For Non-White Boxers In California, The Biggest Enemies Are Not Always In The Ring
While boxing is known for its bravado and bloodshed, a research team from UCLA calls attention to protect boxers of color not from punches, but from exploitation.
Researchers Rudy Mondragón and Abel Valenzuela Jr. say their research shows Latino, Black and Filipino boxers are repeatedly exploited and preyed upon within the industry. Their research shows that there is no single governing power or unions that grant labor protections to the fighters. As a result, fighters lack access to health care, a minimum salary and pension or retirement plans.
According to a study on boxers in the Midwest, fighters risk being underpaid and are marketed by their promoters to sell out venues based on their ethnic and racial identity.
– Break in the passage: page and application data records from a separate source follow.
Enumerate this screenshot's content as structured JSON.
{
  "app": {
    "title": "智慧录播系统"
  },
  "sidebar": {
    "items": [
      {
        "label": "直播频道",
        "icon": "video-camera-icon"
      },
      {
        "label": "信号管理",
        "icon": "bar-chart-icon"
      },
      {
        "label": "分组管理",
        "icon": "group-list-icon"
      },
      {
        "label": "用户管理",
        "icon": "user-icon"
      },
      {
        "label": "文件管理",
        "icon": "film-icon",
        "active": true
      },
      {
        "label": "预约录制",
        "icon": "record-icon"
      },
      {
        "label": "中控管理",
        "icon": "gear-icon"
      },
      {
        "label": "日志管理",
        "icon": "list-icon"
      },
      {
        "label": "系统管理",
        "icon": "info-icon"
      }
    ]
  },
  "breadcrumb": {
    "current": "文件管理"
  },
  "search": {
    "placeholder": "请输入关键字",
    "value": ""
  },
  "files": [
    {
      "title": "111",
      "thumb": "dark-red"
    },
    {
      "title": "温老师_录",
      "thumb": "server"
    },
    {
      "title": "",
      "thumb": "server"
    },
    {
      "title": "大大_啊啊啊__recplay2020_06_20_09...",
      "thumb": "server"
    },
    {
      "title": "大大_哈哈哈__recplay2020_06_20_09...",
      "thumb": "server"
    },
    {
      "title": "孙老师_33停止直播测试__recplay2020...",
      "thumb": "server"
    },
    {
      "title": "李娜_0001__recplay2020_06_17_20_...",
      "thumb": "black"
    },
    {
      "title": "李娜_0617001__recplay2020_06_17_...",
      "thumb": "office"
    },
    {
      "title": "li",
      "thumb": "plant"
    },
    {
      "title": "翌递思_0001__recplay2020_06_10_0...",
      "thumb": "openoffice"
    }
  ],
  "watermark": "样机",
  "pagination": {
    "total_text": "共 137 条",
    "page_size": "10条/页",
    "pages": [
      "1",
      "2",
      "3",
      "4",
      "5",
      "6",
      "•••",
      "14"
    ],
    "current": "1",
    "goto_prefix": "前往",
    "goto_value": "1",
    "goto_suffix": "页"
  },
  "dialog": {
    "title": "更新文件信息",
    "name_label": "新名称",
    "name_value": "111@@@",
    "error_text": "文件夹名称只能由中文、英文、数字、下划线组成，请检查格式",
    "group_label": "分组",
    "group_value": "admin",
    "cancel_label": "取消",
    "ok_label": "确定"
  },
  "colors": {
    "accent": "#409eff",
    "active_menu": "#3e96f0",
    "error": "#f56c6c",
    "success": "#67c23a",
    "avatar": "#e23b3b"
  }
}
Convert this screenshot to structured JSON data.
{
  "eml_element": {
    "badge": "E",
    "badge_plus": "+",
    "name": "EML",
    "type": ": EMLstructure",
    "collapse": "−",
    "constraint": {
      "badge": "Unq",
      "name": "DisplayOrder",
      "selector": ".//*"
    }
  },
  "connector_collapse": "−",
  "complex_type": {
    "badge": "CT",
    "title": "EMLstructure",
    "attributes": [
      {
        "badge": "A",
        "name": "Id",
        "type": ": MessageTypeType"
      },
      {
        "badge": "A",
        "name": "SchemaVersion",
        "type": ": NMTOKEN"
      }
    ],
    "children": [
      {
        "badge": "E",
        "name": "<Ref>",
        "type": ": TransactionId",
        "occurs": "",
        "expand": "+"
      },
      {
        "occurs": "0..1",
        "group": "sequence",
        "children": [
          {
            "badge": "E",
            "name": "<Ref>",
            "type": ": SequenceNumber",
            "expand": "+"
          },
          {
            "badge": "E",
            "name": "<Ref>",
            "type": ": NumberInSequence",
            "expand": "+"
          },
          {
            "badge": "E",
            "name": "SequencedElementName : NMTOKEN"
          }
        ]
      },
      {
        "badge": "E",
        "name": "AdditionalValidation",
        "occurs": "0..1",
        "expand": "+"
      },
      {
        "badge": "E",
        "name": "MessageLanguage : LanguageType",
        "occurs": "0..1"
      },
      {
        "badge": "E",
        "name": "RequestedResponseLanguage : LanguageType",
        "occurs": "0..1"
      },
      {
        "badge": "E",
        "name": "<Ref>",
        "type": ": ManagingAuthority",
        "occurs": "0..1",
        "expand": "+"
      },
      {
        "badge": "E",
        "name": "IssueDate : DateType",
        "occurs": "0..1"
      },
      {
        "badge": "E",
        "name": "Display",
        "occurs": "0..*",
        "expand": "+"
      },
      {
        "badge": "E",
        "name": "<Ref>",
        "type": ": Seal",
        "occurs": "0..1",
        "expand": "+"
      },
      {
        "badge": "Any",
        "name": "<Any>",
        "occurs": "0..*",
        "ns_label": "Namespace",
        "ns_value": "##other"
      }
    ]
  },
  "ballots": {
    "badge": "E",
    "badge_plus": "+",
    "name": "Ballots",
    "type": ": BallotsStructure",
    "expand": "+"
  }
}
Mondragón, UC Chancellor’s Postdoctoral Fellow at the
UCLA Institute for Research on Labor and Employment, studies how boxers use their ring entrance as displays of resistance and activism, such as boxer and actressKali Reis did in 2017.
Valenzuela, who is director of UCLA’s Institute for Research on Labor and Employment, and Valenzuela plan to examine boxing regulations and financial limitations the California State Athletic Commission puts on the fighters.
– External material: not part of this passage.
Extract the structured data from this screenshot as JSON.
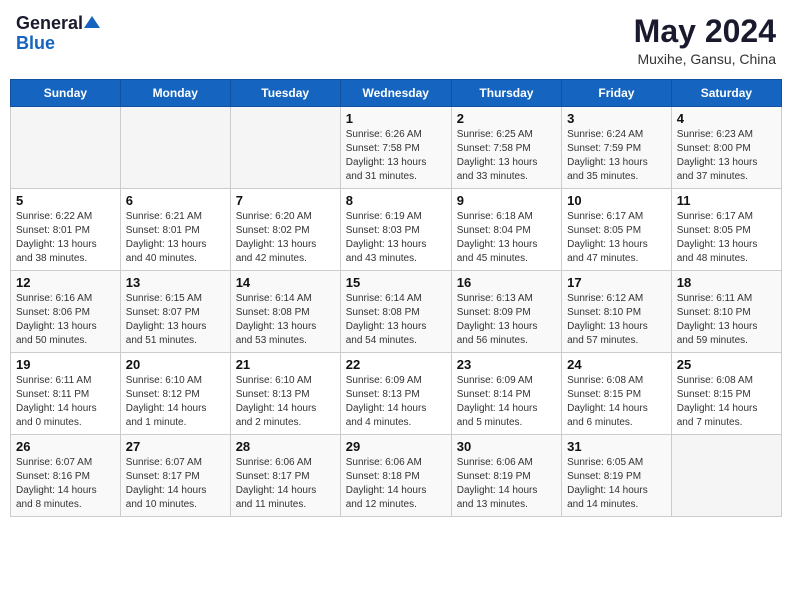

Mondragón and Valenzuela were selected among five other Latino research teams to have their projects funded by the UCLA Latino Policy and Politics Institution. The research focuses on the shortcomings of the trade for boxers in California.
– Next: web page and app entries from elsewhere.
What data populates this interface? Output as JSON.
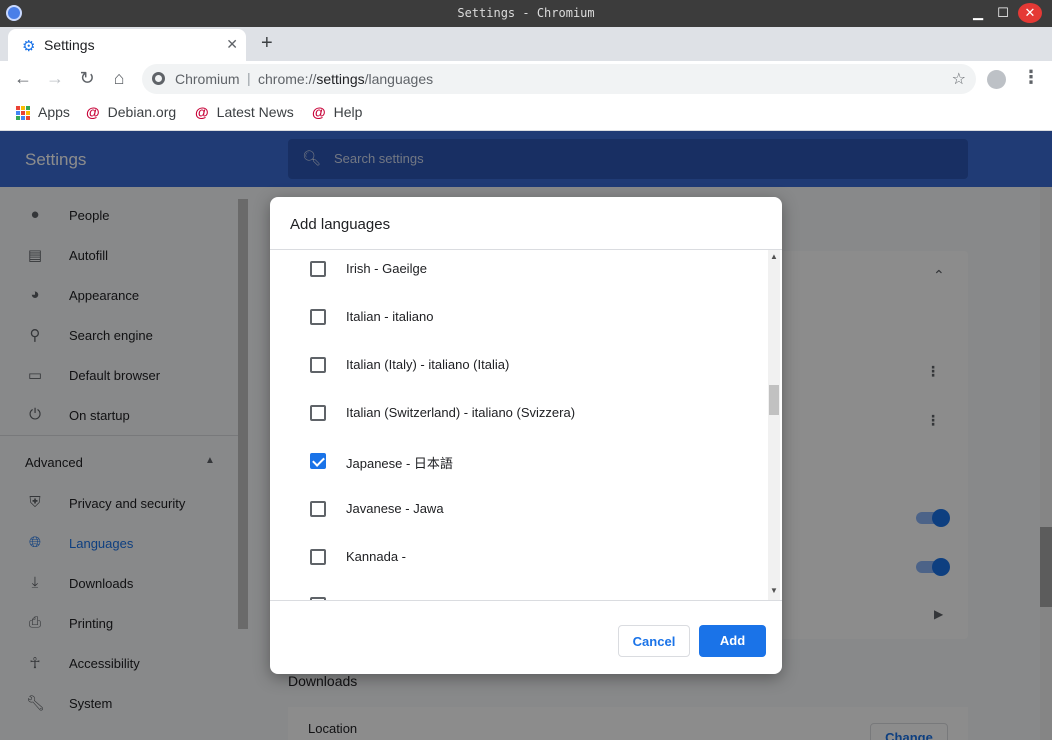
{
  "window": {
    "title": "Settings - Chromium"
  },
  "tab": {
    "label": "Settings",
    "icon": "gear-icon"
  },
  "omnibox": {
    "site": "Chromium",
    "url_prefix": "chrome://",
    "url_host": "settings",
    "url_path": "/languages"
  },
  "bookmarks": [
    {
      "label": "Apps",
      "icon": "apps-grid-icon"
    },
    {
      "label": "Debian.org",
      "icon": "debian-icon"
    },
    {
      "label": "Latest News",
      "icon": "debian-icon"
    },
    {
      "label": "Help",
      "icon": "debian-icon"
    }
  ],
  "settings": {
    "title": "Settings",
    "search_placeholder": "Search settings",
    "sidebar": [
      {
        "label": "People",
        "icon": "person-icon"
      },
      {
        "label": "Autofill",
        "icon": "clipboard-icon"
      },
      {
        "label": "Appearance",
        "icon": "palette-icon"
      },
      {
        "label": "Search engine",
        "icon": "search-icon"
      },
      {
        "label": "Default browser",
        "icon": "browser-icon"
      },
      {
        "label": "On startup",
        "icon": "power-icon"
      }
    ],
    "advanced_label": "Advanced",
    "advanced_items": [
      {
        "label": "Privacy and security",
        "icon": "shield-icon"
      },
      {
        "label": "Languages",
        "icon": "globe-icon",
        "active": true
      },
      {
        "label": "Downloads",
        "icon": "download-icon"
      },
      {
        "label": "Printing",
        "icon": "printer-icon"
      },
      {
        "label": "Accessibility",
        "icon": "accessibility-icon"
      },
      {
        "label": "System",
        "icon": "wrench-icon"
      }
    ],
    "downloads_heading": "Downloads",
    "location_label": "Location",
    "change_label": "Change"
  },
  "dialog": {
    "title": "Add languages",
    "languages": [
      {
        "label": "Irish - Gaeilge",
        "checked": false
      },
      {
        "label": "Italian - italiano",
        "checked": false
      },
      {
        "label": "Italian (Italy) - italiano (Italia)",
        "checked": false
      },
      {
        "label": "Italian (Switzerland) - italiano (Svizzera)",
        "checked": false
      },
      {
        "label": "Japanese - 日本語",
        "checked": true
      },
      {
        "label": "Javanese - Jawa",
        "checked": false
      },
      {
        "label": "Kannada -",
        "checked": false
      },
      {
        "label": "",
        "checked": false
      }
    ],
    "cancel_label": "Cancel",
    "add_label": "Add"
  },
  "colors": {
    "accent": "#1a73e8",
    "header_blue": "#3b6cd4",
    "close_red": "#e53935"
  }
}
With the UCLA funding, the team expects to suggest policies to fortify labor protections in California and other states.